Through his career, he has averaged 4.6 points and 3.5 rebounds in 15 minutes per game, so his stats are a nice step up from where they typically are and the Nets can use whatever help they can get. Acy has brought energy, defensive ability and rebounding to the Nets in his role with the team.
Acy is actually one of the more experienced players on this team now, which can’t be overlooked. Experience can make or break a team and the lack of experience has shown for the Nets. Many of the Nets’ players are young, save for the veterans such as Randy Foye and Brook Lopez. Jeremy Lin is also a veteran, of course, but his on-court impact has been limited due to injuries. Having these veteran players to help the younger guys is a necessary part in helping them grow and progress as players.

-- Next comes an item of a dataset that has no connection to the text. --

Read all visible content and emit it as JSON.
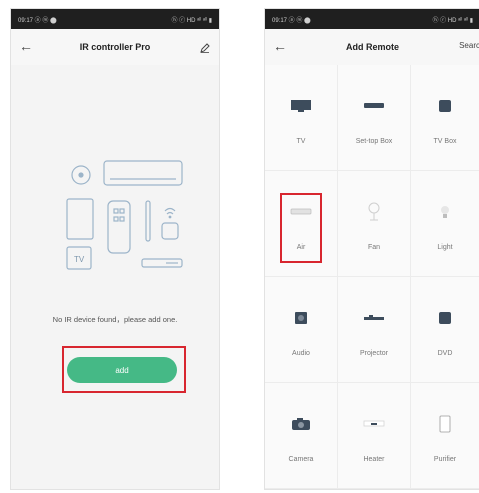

It’ll be interesting to see how much Acy can help this team in the future. Acy and the Brooklyn Nets won’t be heading to the playoffs, but perhaps they can work on improving their record and, in the process, climb out of the cellar of the Eastern Conference standings.